*DATASET RECORDS*
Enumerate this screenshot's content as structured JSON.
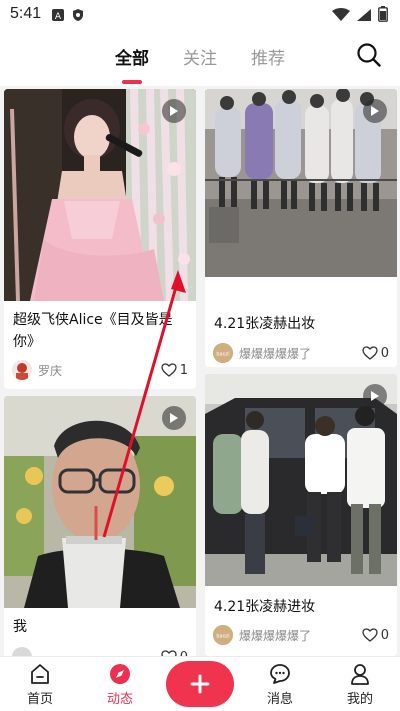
{
  "status_bar": {
    "time": "5:41"
  },
  "top_tabs": [
    {
      "label": "全部",
      "active": true
    },
    {
      "label": "关注",
      "active": false
    },
    {
      "label": "推荐",
      "active": false
    }
  ],
  "feed": {
    "cards": [
      {
        "title": "超级飞侠Alice《目及皆是你》",
        "author": "罗庆",
        "likes": "1",
        "image": "woman-singer-pink-dress"
      },
      {
        "title": "4.21张凌赫出妆",
        "author": "爆爆爆爆爆了",
        "likes": "0",
        "image": "crowd-with-phones"
      },
      {
        "title": "我",
        "author": "",
        "likes": "0",
        "image": "man-with-glasses-drink"
      },
      {
        "title": "4.21张凌赫进妆",
        "author": "爆爆爆爆爆了",
        "likes": "0",
        "image": "people-by-van"
      }
    ]
  },
  "bottom_nav": {
    "items": [
      {
        "label": "首页",
        "icon": "home-icon"
      },
      {
        "label": "动态",
        "icon": "compass-icon",
        "active": true
      },
      {
        "label": "消息",
        "icon": "message-icon"
      },
      {
        "label": "我的",
        "icon": "profile-icon"
      }
    ],
    "fab_icon": "plus-icon"
  },
  "colors": {
    "accent": "#ee2f4f",
    "fab": "#f0334f",
    "background": "#f3f3f3"
  }
}
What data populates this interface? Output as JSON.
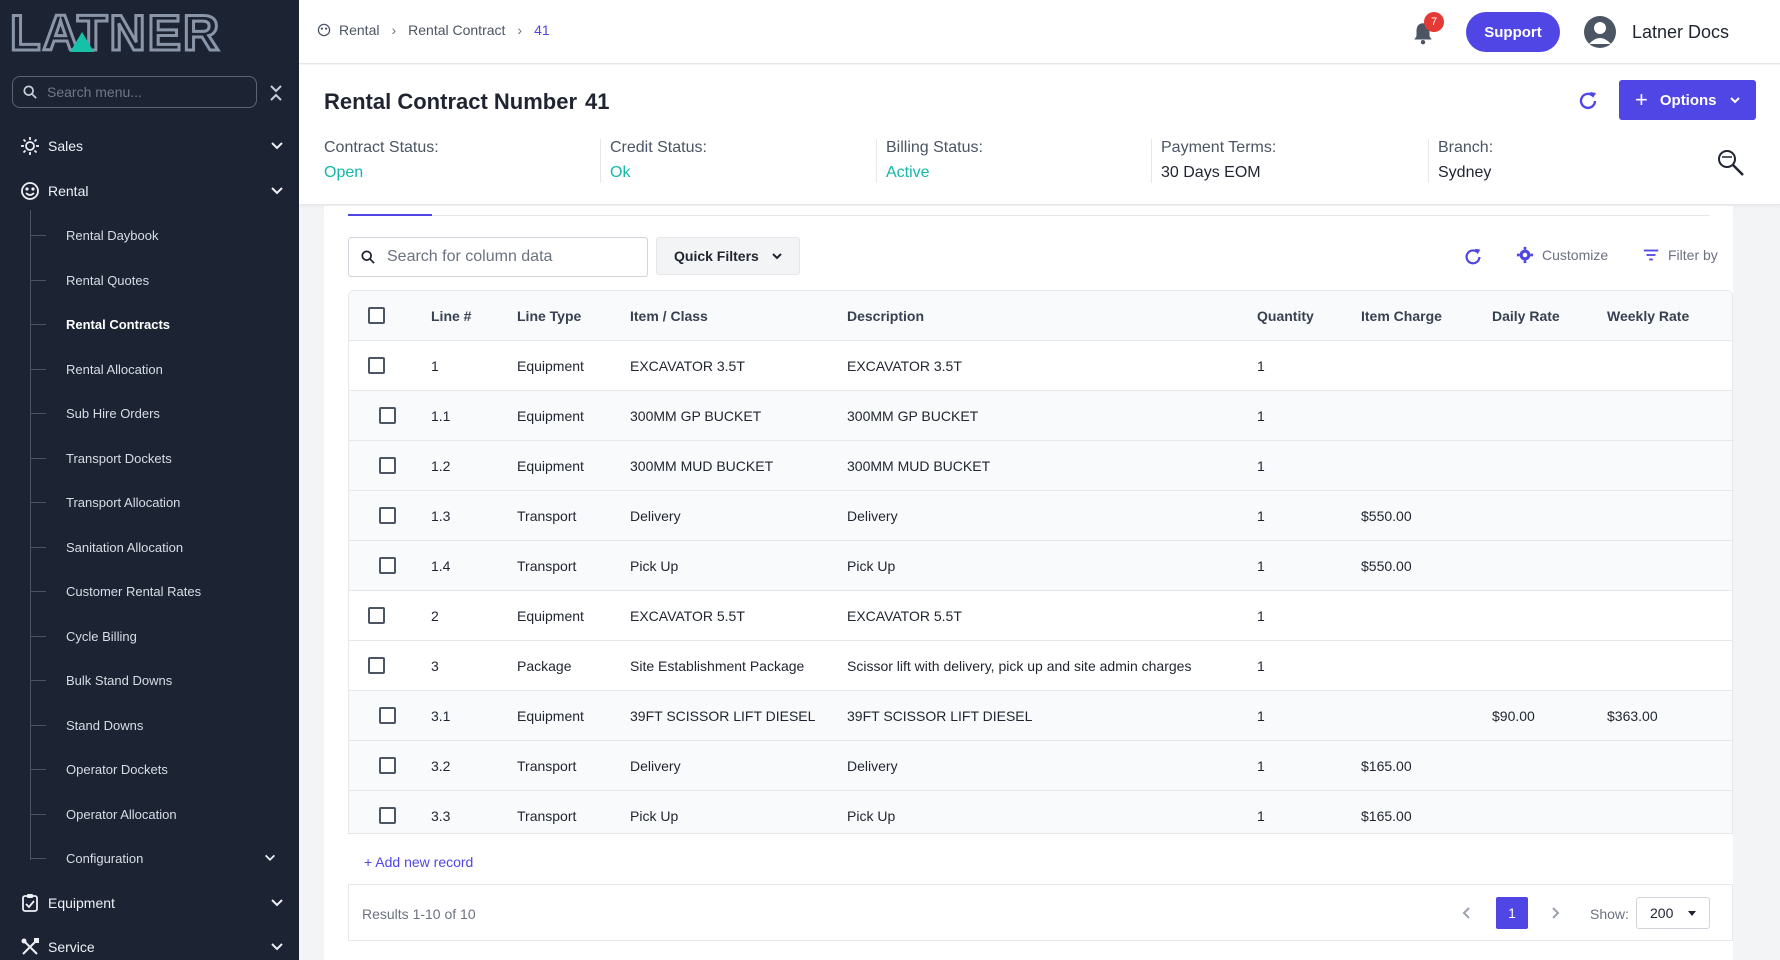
{
  "brand": {
    "logo_text": "LATNER"
  },
  "sidebar": {
    "search_placeholder": "Search menu...",
    "top_items": [
      {
        "label": "Sales",
        "icon": "sales-icon"
      },
      {
        "label": "Rental",
        "icon": "rental-icon"
      },
      {
        "label": "Equipment",
        "icon": "clipboard-icon"
      },
      {
        "label": "Service",
        "icon": "tools-icon"
      }
    ],
    "rental_items": [
      "Rental Daybook",
      "Rental Quotes",
      "Rental Contracts",
      "Rental Allocation",
      "Sub Hire Orders",
      "Transport Dockets",
      "Transport Allocation",
      "Sanitation Allocation",
      "Customer Rental Rates",
      "Cycle Billing",
      "Bulk Stand Downs",
      "Stand Downs",
      "Operator Dockets",
      "Operator Allocation",
      "Configuration"
    ],
    "active_item": "Rental Contracts"
  },
  "topbar": {
    "breadcrumb": [
      "Rental",
      "Rental Contract",
      "41"
    ],
    "notification_count": "7",
    "support_label": "Support",
    "user_name": "Latner Docs"
  },
  "header": {
    "title": "Rental Contract Number",
    "number": "41",
    "options_label": "Options",
    "statuses": [
      {
        "label": "Contract Status:",
        "value": "Open"
      },
      {
        "label": "Credit Status:",
        "value": "Ok"
      },
      {
        "label": "Billing Status:",
        "value": "Active"
      },
      {
        "label": "Payment Terms:",
        "value": "30 Days EOM"
      },
      {
        "label": "Branch:",
        "value": "Sydney"
      }
    ],
    "status_colors": {
      "teal": "#14b8a6"
    }
  },
  "grid": {
    "search_placeholder": "Search for column data",
    "quick_filters_label": "Quick Filters",
    "customize_label": "Customize",
    "filter_by_label": "Filter by",
    "columns": [
      "Line #",
      "Line Type",
      "Item / Class",
      "Description",
      "Quantity",
      "Item Charge",
      "Daily Rate",
      "Weekly Rate"
    ],
    "rows": [
      {
        "line": "1",
        "type": "Equipment",
        "item": "EXCAVATOR 3.5T",
        "desc": "EXCAVATOR 3.5T",
        "qty": "1",
        "charge": "",
        "daily": "",
        "weekly": ""
      },
      {
        "line": "1.1",
        "type": "Equipment",
        "item": "300MM GP BUCKET",
        "desc": "300MM GP BUCKET",
        "qty": "1",
        "charge": "",
        "daily": "",
        "weekly": ""
      },
      {
        "line": "1.2",
        "type": "Equipment",
        "item": "300MM MUD BUCKET",
        "desc": "300MM MUD BUCKET",
        "qty": "1",
        "charge": "",
        "daily": "",
        "weekly": ""
      },
      {
        "line": "1.3",
        "type": "Transport",
        "item": "Delivery",
        "desc": "Delivery",
        "qty": "1",
        "charge": "$550.00",
        "daily": "",
        "weekly": ""
      },
      {
        "line": "1.4",
        "type": "Transport",
        "item": "Pick Up",
        "desc": "Pick Up",
        "qty": "1",
        "charge": "$550.00",
        "daily": "",
        "weekly": ""
      },
      {
        "line": "2",
        "type": "Equipment",
        "item": "EXCAVATOR 5.5T",
        "desc": "EXCAVATOR 5.5T",
        "qty": "1",
        "charge": "",
        "daily": "",
        "weekly": ""
      },
      {
        "line": "3",
        "type": "Package",
        "item": "Site Establishment Package",
        "desc": "Scissor lift with delivery, pick up and site admin charges",
        "qty": "1",
        "charge": "",
        "daily": "",
        "weekly": ""
      },
      {
        "line": "3.1",
        "type": "Equipment",
        "item": "39FT SCISSOR LIFT DIESEL",
        "desc": "39FT SCISSOR LIFT DIESEL",
        "qty": "1",
        "charge": "",
        "daily": "$90.00",
        "weekly": "$363.00"
      },
      {
        "line": "3.2",
        "type": "Transport",
        "item": "Delivery",
        "desc": "Delivery",
        "qty": "1",
        "charge": "$165.00",
        "daily": "",
        "weekly": ""
      },
      {
        "line": "3.3",
        "type": "Transport",
        "item": "Pick Up",
        "desc": "Pick Up",
        "qty": "1",
        "charge": "$165.00",
        "daily": "",
        "weekly": ""
      }
    ],
    "add_record_label": "+ Add new record",
    "results_text": "Results 1-10 of 10",
    "current_page": "1",
    "show_label": "Show:",
    "page_size": "200"
  },
  "colors": {
    "accent": "#4f46e5",
    "sidebar_bg": "#1c2434",
    "badge": "#e53935"
  }
}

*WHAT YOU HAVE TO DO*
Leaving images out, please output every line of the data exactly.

*ANSWER TO THE EXERCISE*
Enumerate this screenshot's content as structured JSON.
{
  "status_bar": {
    "time": "5:41"
  },
  "top_tabs": [
    {
      "label": "全部",
      "active": true
    },
    {
      "label": "关注",
      "active": false
    },
    {
      "label": "推荐",
      "active": false
    }
  ],
  "feed": {
    "cards": [
      {
        "title": "超级飞侠Alice《目及皆是你》",
        "author": "罗庆",
        "likes": "1",
        "image": "woman-singer-pink-dress"
      },
      {
        "title": "4.21张凌赫出妆",
        "author": "爆爆爆爆爆了",
        "likes": "0",
        "image": "crowd-with-phones"
      },
      {
        "title": "我",
        "author": "",
        "likes": "0",
        "image": "man-with-glasses-drink"
      },
      {
        "title": "4.21张凌赫进妆",
        "author": "爆爆爆爆爆了",
        "likes": "0",
        "image": "people-by-van"
      }
    ]
  },
  "bottom_nav": {
    "items": [
      {
        "label": "首页",
        "icon": "home-icon"
      },
      {
        "label": "动态",
        "icon": "compass-icon",
        "active": true
      },
      {
        "label": "消息",
        "icon": "message-icon"
      },
      {
        "label": "我的",
        "icon": "profile-icon"
      }
    ],
    "fab_icon": "plus-icon"
  },
  "colors": {
    "accent": "#ee2f4f",
    "fab": "#f0334f",
    "background": "#f3f3f3"
  }
}
What data populates this interface? Output as JSON.
{
  "brand": {
    "logo_text": "LATNER"
  },
  "sidebar": {
    "search_placeholder": "Search menu...",
    "top_items": [
      {
        "label": "Sales",
        "icon": "sales-icon"
      },
      {
        "label": "Rental",
        "icon": "rental-icon"
      },
      {
        "label": "Equipment",
        "icon": "clipboard-icon"
      },
      {
        "label": "Service",
        "icon": "tools-icon"
      }
    ],
    "rental_items": [
      "Rental Daybook",
      "Rental Quotes",
      "Rental Contracts",
      "Rental Allocation",
      "Sub Hire Orders",
      "Transport Dockets",
      "Transport Allocation",
      "Sanitation Allocation",
      "Customer Rental Rates",
      "Cycle Billing",
      "Bulk Stand Downs",
      "Stand Downs",
      "Operator Dockets",
      "Operator Allocation",
      "Configuration"
    ],
    "active_item": "Rental Contracts"
  },
  "topbar": {
    "breadcrumb": [
      "Rental",
      "Rental Contract",
      "41"
    ],
    "notification_count": "7",
    "support_label": "Support",
    "user_name": "Latner Docs"
  },
  "header": {
    "title": "Rental Contract Number",
    "number": "41",
    "options_label": "Options",
    "statuses": [
      {
        "label": "Contract Status:",
        "value": "Open"
      },
      {
        "label": "Credit Status:",
        "value": "Ok"
      },
      {
        "label": "Billing Status:",
        "value": "Active"
      },
      {
        "label": "Payment Terms:",
        "value": "30 Days EOM"
      },
      {
        "label": "Branch:",
        "value": "Sydney"
      }
    ],
    "status_colors": {
      "teal": "#14b8a6"
    }
  },
  "grid": {
    "search_placeholder": "Search for column data",
    "quick_filters_label": "Quick Filters",
    "customize_label": "Customize",
    "filter_by_label": "Filter by",
    "columns": [
      "Line #",
      "Line Type",
      "Item / Class",
      "Description",
      "Quantity",
      "Item Charge",
      "Daily Rate",
      "Weekly Rate"
    ],
    "rows": [
      {
        "line": "1",
        "type": "Equipment",
        "item": "EXCAVATOR 3.5T",
        "desc": "EXCAVATOR 3.5T",
        "qty": "1",
        "charge": "",
        "daily": "",
        "weekly": ""
      },
      {
        "line": "1.1",
        "type": "Equipment",
        "item": "300MM GP BUCKET",
        "desc": "300MM GP BUCKET",
        "qty": "1",
        "charge": "",
        "daily": "",
        "weekly": ""
      },
      {
        "line": "1.2",
        "type": "Equipment",
        "item": "300MM MUD BUCKET",
        "desc": "300MM MUD BUCKET",
        "qty": "1",
        "charge": "",
        "daily": "",
        "weekly": ""
      },
      {
        "line": "1.3",
        "type": "Transport",
        "item": "Delivery",
        "desc": "Delivery",
        "qty": "1",
        "charge": "$550.00",
        "daily": "",
        "weekly": ""
      },
      {
        "line": "1.4",
        "type": "Transport",
        "item": "Pick Up",
        "desc": "Pick Up",
        "qty": "1",
        "charge": "$550.00",
        "daily": "",
        "weekly": ""
      },
      {
        "line": "2",
        "type": "Equipment",
        "item": "EXCAVATOR 5.5T",
        "desc": "EXCAVATOR 5.5T",
        "qty": "1",
        "charge": "",
        "daily": "",
        "weekly": ""
      },
      {
        "line": "3",
        "type": "Package",
        "item": "Site Establishment Package",
        "desc": "Scissor lift with delivery, pick up and site admin charges",
        "qty": "1",
        "charge": "",
        "daily": "",
        "weekly": ""
      },
      {
        "line": "3.1",
        "type": "Equipment",
        "item": "39FT SCISSOR LIFT DIESEL",
        "desc": "39FT SCISSOR LIFT DIESEL",
        "qty": "1",
        "charge": "",
        "daily": "$90.00",
        "weekly": "$363.00"
      },
      {
        "line": "3.2",
        "type": "Transport",
        "item": "Delivery",
        "desc": "Delivery",
        "qty": "1",
        "charge": "$165.00",
        "daily": "",
        "weekly": ""
      },
      {
        "line": "3.3",
        "type": "Transport",
        "item": "Pick Up",
        "desc": "Pick Up",
        "qty": "1",
        "charge": "$165.00",
        "daily": "",
        "weekly": ""
      }
    ],
    "add_record_label": "+ Add new record",
    "results_text": "Results 1-10 of 10",
    "current_page": "1",
    "show_label": "Show:",
    "page_size": "200"
  },
  "colors": {
    "accent": "#4f46e5",
    "sidebar_bg": "#1c2434",
    "badge": "#e53935"
  }
}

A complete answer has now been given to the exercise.